* WHAT IS EXPECTED
Pick every line out of the entries below that has the string "ratio", and copy it.
+++ INFORMATION SHOWN
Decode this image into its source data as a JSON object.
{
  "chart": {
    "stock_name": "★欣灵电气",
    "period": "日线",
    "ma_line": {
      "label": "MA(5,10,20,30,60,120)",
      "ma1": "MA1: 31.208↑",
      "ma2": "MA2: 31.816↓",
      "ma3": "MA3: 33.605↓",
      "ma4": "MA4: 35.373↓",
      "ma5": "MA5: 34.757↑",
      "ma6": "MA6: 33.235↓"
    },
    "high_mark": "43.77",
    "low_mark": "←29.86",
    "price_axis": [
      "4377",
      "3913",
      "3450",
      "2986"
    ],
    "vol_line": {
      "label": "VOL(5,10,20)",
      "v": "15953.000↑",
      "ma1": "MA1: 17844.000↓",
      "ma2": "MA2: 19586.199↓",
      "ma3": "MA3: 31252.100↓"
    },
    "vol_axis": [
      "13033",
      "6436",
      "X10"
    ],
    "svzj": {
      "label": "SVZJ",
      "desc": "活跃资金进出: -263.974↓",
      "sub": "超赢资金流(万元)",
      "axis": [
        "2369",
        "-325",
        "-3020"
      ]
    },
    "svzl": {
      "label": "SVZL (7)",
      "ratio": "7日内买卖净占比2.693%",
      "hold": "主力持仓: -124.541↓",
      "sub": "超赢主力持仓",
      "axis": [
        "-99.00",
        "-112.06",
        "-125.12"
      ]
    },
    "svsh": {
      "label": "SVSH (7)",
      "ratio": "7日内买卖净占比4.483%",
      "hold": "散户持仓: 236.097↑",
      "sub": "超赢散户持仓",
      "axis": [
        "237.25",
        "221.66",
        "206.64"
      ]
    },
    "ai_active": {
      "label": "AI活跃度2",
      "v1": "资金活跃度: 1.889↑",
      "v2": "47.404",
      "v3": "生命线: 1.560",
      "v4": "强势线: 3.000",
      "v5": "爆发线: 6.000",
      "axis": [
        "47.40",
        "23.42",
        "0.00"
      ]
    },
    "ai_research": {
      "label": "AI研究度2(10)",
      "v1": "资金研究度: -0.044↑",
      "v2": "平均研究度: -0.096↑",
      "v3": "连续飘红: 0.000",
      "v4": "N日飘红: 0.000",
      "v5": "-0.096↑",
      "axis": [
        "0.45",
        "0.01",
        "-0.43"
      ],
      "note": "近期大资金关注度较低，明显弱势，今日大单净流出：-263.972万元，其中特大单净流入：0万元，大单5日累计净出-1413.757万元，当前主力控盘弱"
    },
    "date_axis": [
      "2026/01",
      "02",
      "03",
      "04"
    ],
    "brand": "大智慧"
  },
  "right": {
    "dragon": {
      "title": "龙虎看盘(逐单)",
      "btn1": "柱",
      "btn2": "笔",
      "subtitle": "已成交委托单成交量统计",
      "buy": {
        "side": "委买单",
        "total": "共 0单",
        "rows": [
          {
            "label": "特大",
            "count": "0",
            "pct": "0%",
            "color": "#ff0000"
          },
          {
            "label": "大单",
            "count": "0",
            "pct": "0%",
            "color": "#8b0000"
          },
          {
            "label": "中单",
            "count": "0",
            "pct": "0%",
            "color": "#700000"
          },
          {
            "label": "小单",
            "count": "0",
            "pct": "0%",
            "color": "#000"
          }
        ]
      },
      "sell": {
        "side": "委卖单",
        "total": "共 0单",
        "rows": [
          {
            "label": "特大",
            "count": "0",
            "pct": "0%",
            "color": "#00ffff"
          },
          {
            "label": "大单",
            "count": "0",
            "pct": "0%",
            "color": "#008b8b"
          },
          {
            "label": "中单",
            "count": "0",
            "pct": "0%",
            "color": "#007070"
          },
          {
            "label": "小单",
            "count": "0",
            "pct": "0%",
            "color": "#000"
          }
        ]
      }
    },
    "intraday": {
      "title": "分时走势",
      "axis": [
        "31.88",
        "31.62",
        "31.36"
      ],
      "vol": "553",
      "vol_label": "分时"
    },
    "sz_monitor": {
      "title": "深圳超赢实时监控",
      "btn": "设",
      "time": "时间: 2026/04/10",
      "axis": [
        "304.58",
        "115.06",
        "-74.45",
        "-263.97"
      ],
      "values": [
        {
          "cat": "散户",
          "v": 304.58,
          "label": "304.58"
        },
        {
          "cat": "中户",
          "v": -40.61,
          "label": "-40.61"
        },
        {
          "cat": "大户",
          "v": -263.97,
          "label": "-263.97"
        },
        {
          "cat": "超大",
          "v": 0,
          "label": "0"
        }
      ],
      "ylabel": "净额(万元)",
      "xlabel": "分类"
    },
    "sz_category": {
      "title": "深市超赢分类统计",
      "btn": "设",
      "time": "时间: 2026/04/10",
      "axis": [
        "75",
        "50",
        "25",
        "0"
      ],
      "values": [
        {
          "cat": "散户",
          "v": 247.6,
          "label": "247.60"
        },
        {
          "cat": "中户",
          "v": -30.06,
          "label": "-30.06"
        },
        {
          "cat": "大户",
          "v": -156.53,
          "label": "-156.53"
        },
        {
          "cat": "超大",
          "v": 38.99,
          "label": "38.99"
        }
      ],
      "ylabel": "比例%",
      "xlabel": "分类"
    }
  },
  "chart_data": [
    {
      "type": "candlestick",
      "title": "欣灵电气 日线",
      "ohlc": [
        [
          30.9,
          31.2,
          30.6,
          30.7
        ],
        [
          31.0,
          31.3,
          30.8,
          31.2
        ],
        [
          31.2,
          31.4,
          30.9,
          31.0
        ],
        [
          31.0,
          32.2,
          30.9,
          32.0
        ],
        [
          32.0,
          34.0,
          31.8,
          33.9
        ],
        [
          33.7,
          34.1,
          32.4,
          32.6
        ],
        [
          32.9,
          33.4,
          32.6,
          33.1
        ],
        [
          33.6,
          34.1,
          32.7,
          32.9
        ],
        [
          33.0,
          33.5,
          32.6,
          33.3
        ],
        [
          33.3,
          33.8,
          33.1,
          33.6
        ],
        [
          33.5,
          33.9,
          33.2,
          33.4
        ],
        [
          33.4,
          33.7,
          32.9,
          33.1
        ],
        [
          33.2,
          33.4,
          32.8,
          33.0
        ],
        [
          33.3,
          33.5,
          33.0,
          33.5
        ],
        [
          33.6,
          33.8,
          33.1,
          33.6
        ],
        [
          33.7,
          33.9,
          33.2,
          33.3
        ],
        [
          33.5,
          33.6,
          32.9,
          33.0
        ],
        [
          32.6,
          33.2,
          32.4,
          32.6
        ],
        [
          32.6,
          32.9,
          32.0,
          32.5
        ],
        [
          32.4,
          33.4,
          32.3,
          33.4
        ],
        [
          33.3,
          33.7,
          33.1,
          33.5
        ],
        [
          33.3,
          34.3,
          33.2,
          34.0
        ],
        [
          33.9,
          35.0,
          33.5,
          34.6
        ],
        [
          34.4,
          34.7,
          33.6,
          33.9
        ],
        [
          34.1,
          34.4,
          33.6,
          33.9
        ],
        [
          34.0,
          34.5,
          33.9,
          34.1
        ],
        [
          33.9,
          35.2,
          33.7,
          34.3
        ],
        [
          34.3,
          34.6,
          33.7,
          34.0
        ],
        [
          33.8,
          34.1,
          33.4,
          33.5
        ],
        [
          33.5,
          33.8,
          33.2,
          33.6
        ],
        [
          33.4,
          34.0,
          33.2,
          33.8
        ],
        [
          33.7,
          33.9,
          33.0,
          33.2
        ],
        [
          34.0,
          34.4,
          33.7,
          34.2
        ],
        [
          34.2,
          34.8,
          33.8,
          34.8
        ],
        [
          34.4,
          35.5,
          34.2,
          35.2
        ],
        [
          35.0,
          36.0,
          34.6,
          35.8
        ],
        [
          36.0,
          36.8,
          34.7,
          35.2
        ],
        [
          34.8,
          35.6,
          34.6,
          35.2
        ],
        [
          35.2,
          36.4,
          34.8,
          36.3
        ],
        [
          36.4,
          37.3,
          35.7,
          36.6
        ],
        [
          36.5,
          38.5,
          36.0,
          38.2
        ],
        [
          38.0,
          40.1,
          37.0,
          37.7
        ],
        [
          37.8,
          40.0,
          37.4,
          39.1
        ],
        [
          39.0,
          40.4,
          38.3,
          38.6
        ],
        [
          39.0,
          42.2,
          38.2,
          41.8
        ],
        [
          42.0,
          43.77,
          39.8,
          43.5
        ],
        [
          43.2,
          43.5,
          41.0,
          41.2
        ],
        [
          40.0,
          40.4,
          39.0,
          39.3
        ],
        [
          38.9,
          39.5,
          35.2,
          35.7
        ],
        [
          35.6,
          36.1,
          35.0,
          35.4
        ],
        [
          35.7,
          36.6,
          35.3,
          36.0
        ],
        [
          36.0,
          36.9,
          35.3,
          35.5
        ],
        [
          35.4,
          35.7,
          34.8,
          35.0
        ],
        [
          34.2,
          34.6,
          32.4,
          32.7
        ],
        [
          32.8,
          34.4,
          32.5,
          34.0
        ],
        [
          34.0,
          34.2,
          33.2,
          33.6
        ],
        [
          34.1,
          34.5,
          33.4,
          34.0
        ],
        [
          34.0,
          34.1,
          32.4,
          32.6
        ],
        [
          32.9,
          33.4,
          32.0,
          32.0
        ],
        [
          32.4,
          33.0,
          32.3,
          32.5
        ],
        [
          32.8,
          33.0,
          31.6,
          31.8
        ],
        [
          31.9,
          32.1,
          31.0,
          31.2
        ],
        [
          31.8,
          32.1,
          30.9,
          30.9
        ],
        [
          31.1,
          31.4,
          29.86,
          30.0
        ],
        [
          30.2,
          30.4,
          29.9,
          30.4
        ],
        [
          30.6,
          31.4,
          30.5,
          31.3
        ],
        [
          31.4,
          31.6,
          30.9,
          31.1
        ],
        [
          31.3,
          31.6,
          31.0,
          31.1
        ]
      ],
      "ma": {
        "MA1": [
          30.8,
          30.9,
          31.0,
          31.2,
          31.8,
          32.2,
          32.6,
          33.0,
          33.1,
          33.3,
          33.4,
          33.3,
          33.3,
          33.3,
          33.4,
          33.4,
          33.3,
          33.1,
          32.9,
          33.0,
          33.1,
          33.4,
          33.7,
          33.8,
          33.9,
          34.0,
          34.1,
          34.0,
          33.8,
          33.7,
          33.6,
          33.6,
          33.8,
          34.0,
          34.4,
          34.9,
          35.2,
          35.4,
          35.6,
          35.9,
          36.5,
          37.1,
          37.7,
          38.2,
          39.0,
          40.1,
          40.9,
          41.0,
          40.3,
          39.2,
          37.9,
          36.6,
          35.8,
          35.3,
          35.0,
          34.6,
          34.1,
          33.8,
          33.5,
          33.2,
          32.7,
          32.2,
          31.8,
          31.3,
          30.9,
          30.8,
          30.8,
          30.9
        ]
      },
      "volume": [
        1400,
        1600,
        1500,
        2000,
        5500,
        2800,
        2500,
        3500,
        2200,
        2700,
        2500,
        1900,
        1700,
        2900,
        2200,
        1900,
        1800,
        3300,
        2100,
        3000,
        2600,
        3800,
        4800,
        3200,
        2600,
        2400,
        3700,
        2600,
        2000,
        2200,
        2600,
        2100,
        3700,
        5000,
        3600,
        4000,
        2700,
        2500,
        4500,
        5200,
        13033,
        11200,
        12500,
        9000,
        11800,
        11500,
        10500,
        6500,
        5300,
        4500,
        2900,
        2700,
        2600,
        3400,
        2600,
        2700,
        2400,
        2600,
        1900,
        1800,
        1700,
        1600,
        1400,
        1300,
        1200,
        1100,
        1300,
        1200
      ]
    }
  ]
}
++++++
* RESULT OF THE TASK
      "ratio": "7日内买卖净占比2.693%",
      "ratio": "7日内买卖净占比4.483%",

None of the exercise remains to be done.